The Tiger Cave Temple was calling me – after a couple of days without seeing temples, I start to miss them.
Unlike Bali, where there are shrines, temples, carved decoration and sculptures everywhere, here in Thailand, at least in Krabi area, while small personal family shrines are relatively plentiful in houses and front yards, full scale public temples seem few and far between. The most famous such temple in this area is the Tiger Cave Temple, about 30 minutes drive from Ao Nang, near Krabi Town. We had hired a driver for the day, and as we approached the foothills, passing elephants and their whisperers on the way, he pointed out what looked to be a tiny golden structure glittering on the hilltop – part of the Tiger Temple complex.
We pulled up to the temple grounds just as the shops were opening and were surprised to see that a new gigantic concrete pagoda-shaped building is being constructed, a new temple right next door to one of the smaller ones on the compound. Outside this structure are two gigantic green serpent guardians, as well as two orange tigers guarding the entrance way. The smallish temple next door is also being refurnbished; pots of red and gold paint occupied several corners waiting for workers.
Behind the gigantic cement pagoda we found two small disused aircraft, one now serving as a seat for yet another golden sculpture.
Built into the base of the hill is the main Tiger Cave Temple itself. Many golden Buddhas of all sizes, as well as sculptures of tigers and other cats, and actual cats, decorate the interior.
As we entered a service was being conducted to a small audience of the faithful; we crept past them and entered into the tiger’s cave, a smallish area accessed by stairs into the hill rock.
Inside we found more small golden Buddha sculptures, as well as a beautiful jade one, and a screened off area – the legendary tiger’s lair – into which people toss coins for luck. This temple gets its name from the olden days when apparently a leopard – not a tiger at all – used to live in this area and terrify the villagers. Later, when the monks moved in and established the temple, the beast was chased off, never to be see in these parts again.
After contributing a few coins to the collection, we headed through the gate and up to the enormously long staircase snaking up the mountainside to the hilltop temple.
A sign at the entrance noted that there are 1237 stairs to the top; however, as we found out, many of these “stairs” are actually about three regular stairs worth in height.

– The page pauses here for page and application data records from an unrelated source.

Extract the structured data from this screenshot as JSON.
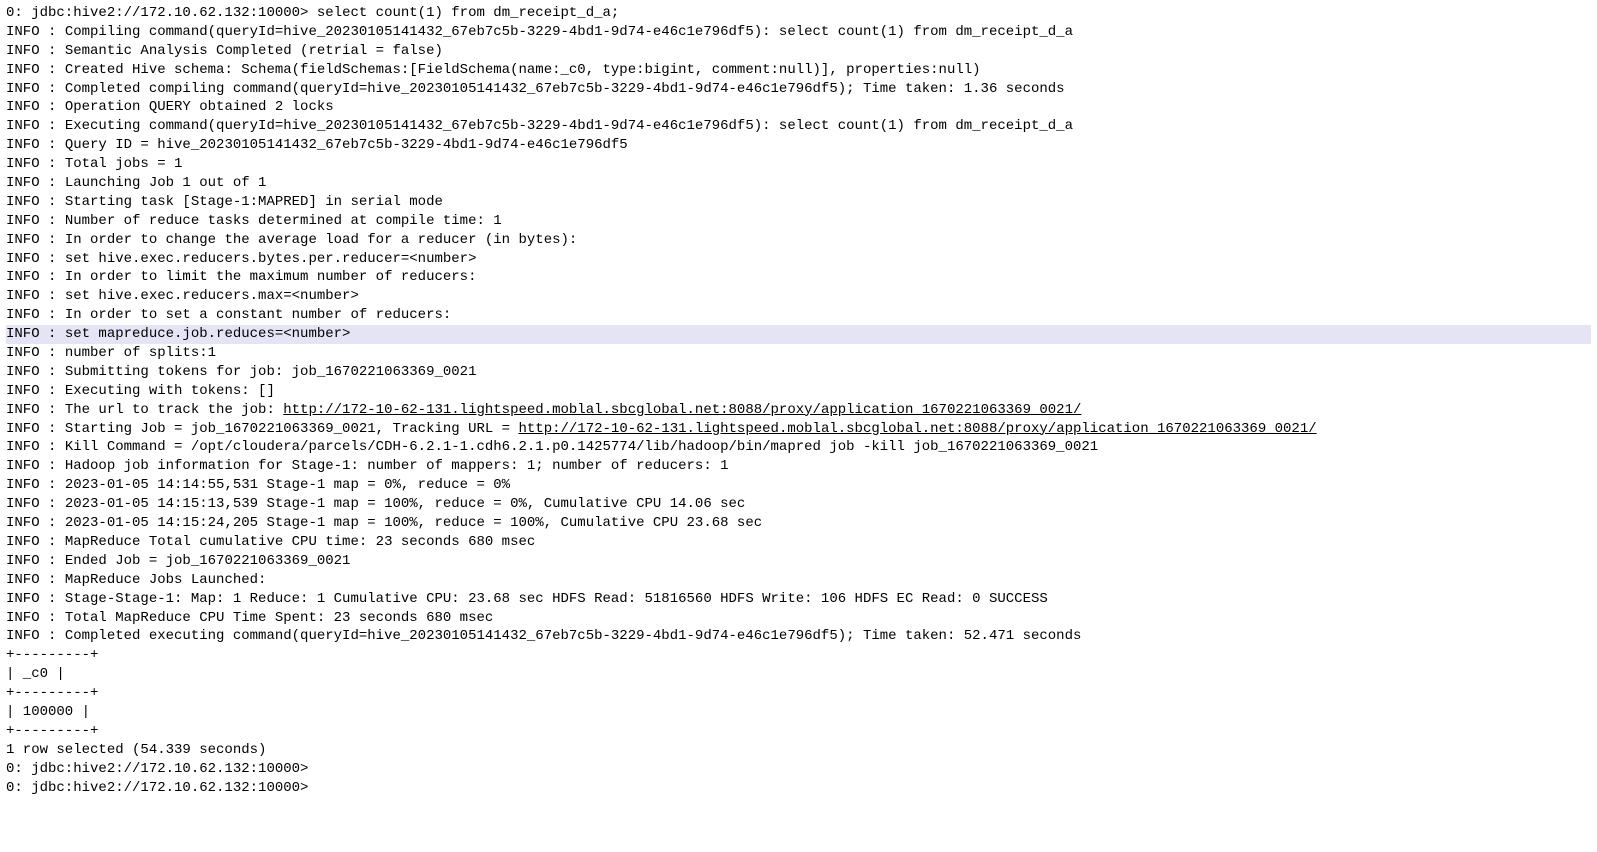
{
  "lines": [
    {
      "prefix": "0: jdbc:hive2://172.10.62.132:10000> ",
      "content": "select count(1) from dm_receipt_d_a;",
      "hasUrl": false,
      "highlighted": false
    },
    {
      "prefix": "INFO  : ",
      "content": "Compiling command(queryId=hive_20230105141432_67eb7c5b-3229-4bd1-9d74-e46c1e796df5): select count(1) from dm_receipt_d_a",
      "hasUrl": false,
      "highlighted": false
    },
    {
      "prefix": "INFO  : ",
      "content": "Semantic Analysis Completed (retrial = false)",
      "hasUrl": false,
      "highlighted": false
    },
    {
      "prefix": "INFO  : ",
      "content": "Created Hive schema: Schema(fieldSchemas:[FieldSchema(name:_c0, type:bigint, comment:null)], properties:null)",
      "hasUrl": false,
      "highlighted": false
    },
    {
      "prefix": "INFO  : ",
      "content": "Completed compiling command(queryId=hive_20230105141432_67eb7c5b-3229-4bd1-9d74-e46c1e796df5); Time taken: 1.36 seconds",
      "hasUrl": false,
      "highlighted": false
    },
    {
      "prefix": "INFO  : ",
      "content": "Operation QUERY obtained 2 locks",
      "hasUrl": false,
      "highlighted": false
    },
    {
      "prefix": "INFO  : ",
      "content": "Executing command(queryId=hive_20230105141432_67eb7c5b-3229-4bd1-9d74-e46c1e796df5): select count(1) from dm_receipt_d_a",
      "hasUrl": false,
      "highlighted": false
    },
    {
      "prefix": "INFO  : ",
      "content": "Query ID = hive_20230105141432_67eb7c5b-3229-4bd1-9d74-e46c1e796df5",
      "hasUrl": false,
      "highlighted": false
    },
    {
      "prefix": "INFO  : ",
      "content": "Total jobs = 1",
      "hasUrl": false,
      "highlighted": false
    },
    {
      "prefix": "INFO  : ",
      "content": "Launching Job 1 out of 1",
      "hasUrl": false,
      "highlighted": false
    },
    {
      "prefix": "INFO  : ",
      "content": "Starting task [Stage-1:MAPRED] in serial mode",
      "hasUrl": false,
      "highlighted": false
    },
    {
      "prefix": "INFO  : ",
      "content": "Number of reduce tasks determined at compile time: 1",
      "hasUrl": false,
      "highlighted": false
    },
    {
      "prefix": "INFO  : ",
      "content": "In order to change the average load for a reducer (in bytes):",
      "hasUrl": false,
      "highlighted": false
    },
    {
      "prefix": "INFO  : ",
      "content": "  set hive.exec.reducers.bytes.per.reducer=<number>",
      "hasUrl": false,
      "highlighted": false
    },
    {
      "prefix": "INFO  : ",
      "content": "In order to limit the maximum number of reducers:",
      "hasUrl": false,
      "highlighted": false
    },
    {
      "prefix": "INFO  : ",
      "content": "  set hive.exec.reducers.max=<number>",
      "hasUrl": false,
      "highlighted": false
    },
    {
      "prefix": "INFO  : ",
      "content": "In order to set a constant number of reducers:",
      "hasUrl": false,
      "highlighted": false
    },
    {
      "prefix": "INFO  : ",
      "content": "  set mapreduce.job.reduces=<number>",
      "hasUrl": false,
      "highlighted": true
    },
    {
      "prefix": "INFO  : ",
      "content": "number of splits:1",
      "hasUrl": false,
      "highlighted": false
    },
    {
      "prefix": "INFO  : ",
      "content": "Submitting tokens for job: job_1670221063369_0021",
      "hasUrl": false,
      "highlighted": false
    },
    {
      "prefix": "INFO  : ",
      "content": "Executing with tokens: []",
      "hasUrl": false,
      "highlighted": false
    },
    {
      "prefix": "INFO  : ",
      "content": "The url to track the job: ",
      "url": "http://172-10-62-131.lightspeed.moblal.sbcglobal.net:8088/proxy/application_1670221063369_0021/",
      "hasUrl": true,
      "highlighted": false
    },
    {
      "prefix": "INFO  : ",
      "content": "Starting Job = job_1670221063369_0021, Tracking URL = ",
      "url": "http://172-10-62-131.lightspeed.moblal.sbcglobal.net:8088/proxy/application_1670221063369_0021/",
      "hasUrl": true,
      "highlighted": false
    },
    {
      "prefix": "INFO  : ",
      "content": "Kill Command = /opt/cloudera/parcels/CDH-6.2.1-1.cdh6.2.1.p0.1425774/lib/hadoop/bin/mapred job  -kill job_1670221063369_0021",
      "hasUrl": false,
      "highlighted": false
    },
    {
      "prefix": "INFO  : ",
      "content": "Hadoop job information for Stage-1: number of mappers: 1; number of reducers: 1",
      "hasUrl": false,
      "highlighted": false
    },
    {
      "prefix": "INFO  : ",
      "content": "2023-01-05 14:14:55,531 Stage-1 map = 0%,  reduce = 0%",
      "hasUrl": false,
      "highlighted": false
    },
    {
      "prefix": "INFO  : ",
      "content": "2023-01-05 14:15:13,539 Stage-1 map = 100%,  reduce = 0%, Cumulative CPU 14.06 sec",
      "hasUrl": false,
      "highlighted": false
    },
    {
      "prefix": "INFO  : ",
      "content": "2023-01-05 14:15:24,205 Stage-1 map = 100%,  reduce = 100%, Cumulative CPU 23.68 sec",
      "hasUrl": false,
      "highlighted": false
    },
    {
      "prefix": "INFO  : ",
      "content": "MapReduce Total cumulative CPU time: 23 seconds 680 msec",
      "hasUrl": false,
      "highlighted": false
    },
    {
      "prefix": "INFO  : ",
      "content": "Ended Job = job_1670221063369_0021",
      "hasUrl": false,
      "highlighted": false
    },
    {
      "prefix": "INFO  : ",
      "content": "MapReduce Jobs Launched:",
      "hasUrl": false,
      "highlighted": false
    },
    {
      "prefix": "INFO  : ",
      "content": "Stage-Stage-1: Map: 1  Reduce: 1   Cumulative CPU: 23.68 sec   HDFS Read: 51816560 HDFS Write: 106 HDFS EC Read: 0 SUCCESS",
      "hasUrl": false,
      "highlighted": false
    },
    {
      "prefix": "INFO  : ",
      "content": "Total MapReduce CPU Time Spent: 23 seconds 680 msec",
      "hasUrl": false,
      "highlighted": false
    },
    {
      "prefix": "INFO  : ",
      "content": "Completed executing command(queryId=hive_20230105141432_67eb7c5b-3229-4bd1-9d74-e46c1e796df5); Time taken: 52.471 seconds",
      "hasUrl": false,
      "highlighted": false
    },
    {
      "prefix": "",
      "content": "+---------+",
      "hasUrl": false,
      "highlighted": false
    },
    {
      "prefix": "",
      "content": "|   _c0   |",
      "hasUrl": false,
      "highlighted": false
    },
    {
      "prefix": "",
      "content": "+---------+",
      "hasUrl": false,
      "highlighted": false
    },
    {
      "prefix": "",
      "content": "| 100000  |",
      "hasUrl": false,
      "highlighted": false
    },
    {
      "prefix": "",
      "content": "+---------+",
      "hasUrl": false,
      "highlighted": false
    },
    {
      "prefix": "",
      "content": "1 row selected (54.339 seconds)",
      "hasUrl": false,
      "highlighted": false
    },
    {
      "prefix": "",
      "content": "0: jdbc:hive2://172.10.62.132:10000>",
      "hasUrl": false,
      "highlighted": false
    },
    {
      "prefix": "",
      "content": "0: jdbc:hive2://172.10.62.132:10000>",
      "hasUrl": false,
      "highlighted": false
    }
  ]
}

None of the multitudes of stairways have steps the same dimension – they vary from, say, ten inches in height to more like eighteen inches in height. And some were unbelievably steep. These staircases travel up and around the mountain to finally arrive at a multi-leveled hilltop area adorned with a gigantic golden Buddha and bell, and several smaller reclining Buddhas, as well as a shrine at the hill’s highest point.

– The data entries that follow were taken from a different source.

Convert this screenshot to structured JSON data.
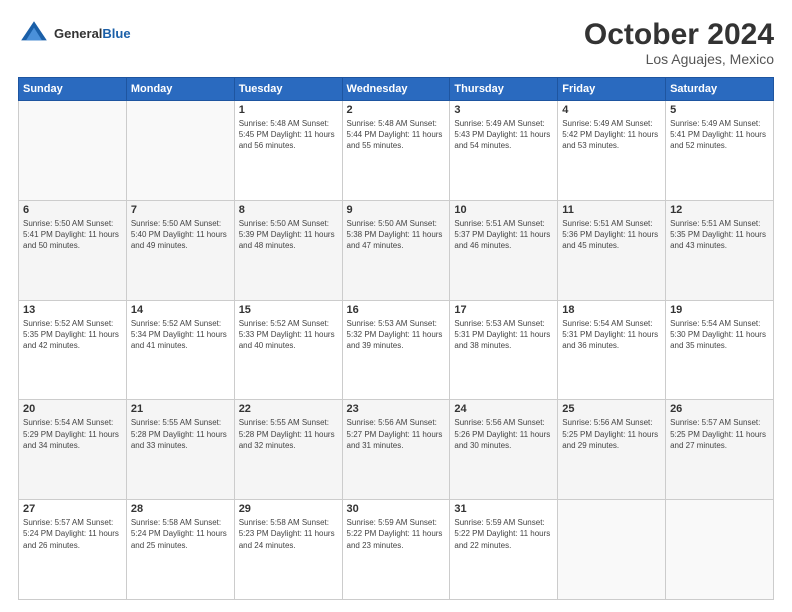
{
  "header": {
    "logo_general": "General",
    "logo_blue": "Blue",
    "month_title": "October 2024",
    "location": "Los Aguajes, Mexico"
  },
  "days_of_week": [
    "Sunday",
    "Monday",
    "Tuesday",
    "Wednesday",
    "Thursday",
    "Friday",
    "Saturday"
  ],
  "weeks": [
    [
      {
        "day": "",
        "info": ""
      },
      {
        "day": "",
        "info": ""
      },
      {
        "day": "1",
        "info": "Sunrise: 5:48 AM\nSunset: 5:45 PM\nDaylight: 11 hours and 56 minutes."
      },
      {
        "day": "2",
        "info": "Sunrise: 5:48 AM\nSunset: 5:44 PM\nDaylight: 11 hours and 55 minutes."
      },
      {
        "day": "3",
        "info": "Sunrise: 5:49 AM\nSunset: 5:43 PM\nDaylight: 11 hours and 54 minutes."
      },
      {
        "day": "4",
        "info": "Sunrise: 5:49 AM\nSunset: 5:42 PM\nDaylight: 11 hours and 53 minutes."
      },
      {
        "day": "5",
        "info": "Sunrise: 5:49 AM\nSunset: 5:41 PM\nDaylight: 11 hours and 52 minutes."
      }
    ],
    [
      {
        "day": "6",
        "info": "Sunrise: 5:50 AM\nSunset: 5:41 PM\nDaylight: 11 hours and 50 minutes."
      },
      {
        "day": "7",
        "info": "Sunrise: 5:50 AM\nSunset: 5:40 PM\nDaylight: 11 hours and 49 minutes."
      },
      {
        "day": "8",
        "info": "Sunrise: 5:50 AM\nSunset: 5:39 PM\nDaylight: 11 hours and 48 minutes."
      },
      {
        "day": "9",
        "info": "Sunrise: 5:50 AM\nSunset: 5:38 PM\nDaylight: 11 hours and 47 minutes."
      },
      {
        "day": "10",
        "info": "Sunrise: 5:51 AM\nSunset: 5:37 PM\nDaylight: 11 hours and 46 minutes."
      },
      {
        "day": "11",
        "info": "Sunrise: 5:51 AM\nSunset: 5:36 PM\nDaylight: 11 hours and 45 minutes."
      },
      {
        "day": "12",
        "info": "Sunrise: 5:51 AM\nSunset: 5:35 PM\nDaylight: 11 hours and 43 minutes."
      }
    ],
    [
      {
        "day": "13",
        "info": "Sunrise: 5:52 AM\nSunset: 5:35 PM\nDaylight: 11 hours and 42 minutes."
      },
      {
        "day": "14",
        "info": "Sunrise: 5:52 AM\nSunset: 5:34 PM\nDaylight: 11 hours and 41 minutes."
      },
      {
        "day": "15",
        "info": "Sunrise: 5:52 AM\nSunset: 5:33 PM\nDaylight: 11 hours and 40 minutes."
      },
      {
        "day": "16",
        "info": "Sunrise: 5:53 AM\nSunset: 5:32 PM\nDaylight: 11 hours and 39 minutes."
      },
      {
        "day": "17",
        "info": "Sunrise: 5:53 AM\nSunset: 5:31 PM\nDaylight: 11 hours and 38 minutes."
      },
      {
        "day": "18",
        "info": "Sunrise: 5:54 AM\nSunset: 5:31 PM\nDaylight: 11 hours and 36 minutes."
      },
      {
        "day": "19",
        "info": "Sunrise: 5:54 AM\nSunset: 5:30 PM\nDaylight: 11 hours and 35 minutes."
      }
    ],
    [
      {
        "day": "20",
        "info": "Sunrise: 5:54 AM\nSunset: 5:29 PM\nDaylight: 11 hours and 34 minutes."
      },
      {
        "day": "21",
        "info": "Sunrise: 5:55 AM\nSunset: 5:28 PM\nDaylight: 11 hours and 33 minutes."
      },
      {
        "day": "22",
        "info": "Sunrise: 5:55 AM\nSunset: 5:28 PM\nDaylight: 11 hours and 32 minutes."
      },
      {
        "day": "23",
        "info": "Sunrise: 5:56 AM\nSunset: 5:27 PM\nDaylight: 11 hours and 31 minutes."
      },
      {
        "day": "24",
        "info": "Sunrise: 5:56 AM\nSunset: 5:26 PM\nDaylight: 11 hours and 30 minutes."
      },
      {
        "day": "25",
        "info": "Sunrise: 5:56 AM\nSunset: 5:25 PM\nDaylight: 11 hours and 29 minutes."
      },
      {
        "day": "26",
        "info": "Sunrise: 5:57 AM\nSunset: 5:25 PM\nDaylight: 11 hours and 27 minutes."
      }
    ],
    [
      {
        "day": "27",
        "info": "Sunrise: 5:57 AM\nSunset: 5:24 PM\nDaylight: 11 hours and 26 minutes."
      },
      {
        "day": "28",
        "info": "Sunrise: 5:58 AM\nSunset: 5:24 PM\nDaylight: 11 hours and 25 minutes."
      },
      {
        "day": "29",
        "info": "Sunrise: 5:58 AM\nSunset: 5:23 PM\nDaylight: 11 hours and 24 minutes."
      },
      {
        "day": "30",
        "info": "Sunrise: 5:59 AM\nSunset: 5:22 PM\nDaylight: 11 hours and 23 minutes."
      },
      {
        "day": "31",
        "info": "Sunrise: 5:59 AM\nSunset: 5:22 PM\nDaylight: 11 hours and 22 minutes."
      },
      {
        "day": "",
        "info": ""
      },
      {
        "day": "",
        "info": ""
      }
    ]
  ]
}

It was a hot day and, as we made our way slowly up each set of stairs, the metal railing got hotter and hotter. We paused every ten minutes or so for a rest whenever the stairs were in shade, trying to avoid overheating. Monkeys watched us as we passed but made no attempt to approach us. As our faces got redder and redder and our legs more tired, I mused on how many people had had coronaries on the way up or down this route. Given the vertiginous steepness of some of the staircases, I also wondered what we’d do if someone above suddenly slipped and fell, rolling pell-mell down the hill … I’ve been reading too many high altitude climbing books, I guess.
Finally, after about an hour and two bottles of water, we reached the top, refilling our bottles from the water storage containers there. We spent about 45 minutes on top, resting in the shade of a platform and enjoying the incredible view out over Krabi, the islands beyond, and Ao Nang.
We could actually see the limestone cliffs of Ao Nang in the distance.
Since we were quite early, there weren’t many people either at the top or climbing up, making the journey easier than it might have been later in the day.
Going down, although still difficult, took about half the time of the uphill hike. Once down, we rested under a tree and watched the antics of the monkeys, many mothers with babies cradled to their breasts.
After spending the morning at the temple, we drove south, past Krabi and through Klong Thom into the interior to the Klong Thom Thermal Waterfall in a national park. Here at the entrance was the usual cluster of food stands, where we had some nibblies before walking through the tropical forest to the “hot stream”, a 42 degree thermal spring and several pools.
Quite a few people were lounging in the hot water and enjoying the feeling of the rushing thermal stream running over their bodies. After our tiring climb up the mountain, these waters felt great.
Our final stop, about 10 kilometers further inland, was the Sa Morakot Emerald Pond, a volcanic thermal pool of opaque turquoise water about a mile’s walk along a muddy orange path from the parking lot, in which hundreds of people were swimming and goofing around in the water and onshore.
The wooden walkway to the pool and through the rest of the park area was in really sad shape, with broken boards and exposed nails making it imperative to watch one’s step carefully.
Ty and I crept gingerly over the very slippery ground into the pool for a soak (without putting our faces into the water – didn’t look too clean) and then explored some of the landscape further uphill where the ground was a strange combination of orange, blue and black rocks, sand, water, and sludge. We both found this spot quite fascinating; all of the topography and foliage was intriguing and it was fun watching all the kids playing in the water.
Finally at 4:30 we hopped back in the car and the happy smiling man driving us around chauffured us back in what became a torrential rainstorm, so strong for a few moments that I don’t know how he was able to see the road. Our driver was quite funny; he spoke almost no English and addressed all his remarks to me – “Madame” – apologising profusely for the rain as he dropped us off: “Madame, so sorry, so sorry … madame”.
See more pictures here.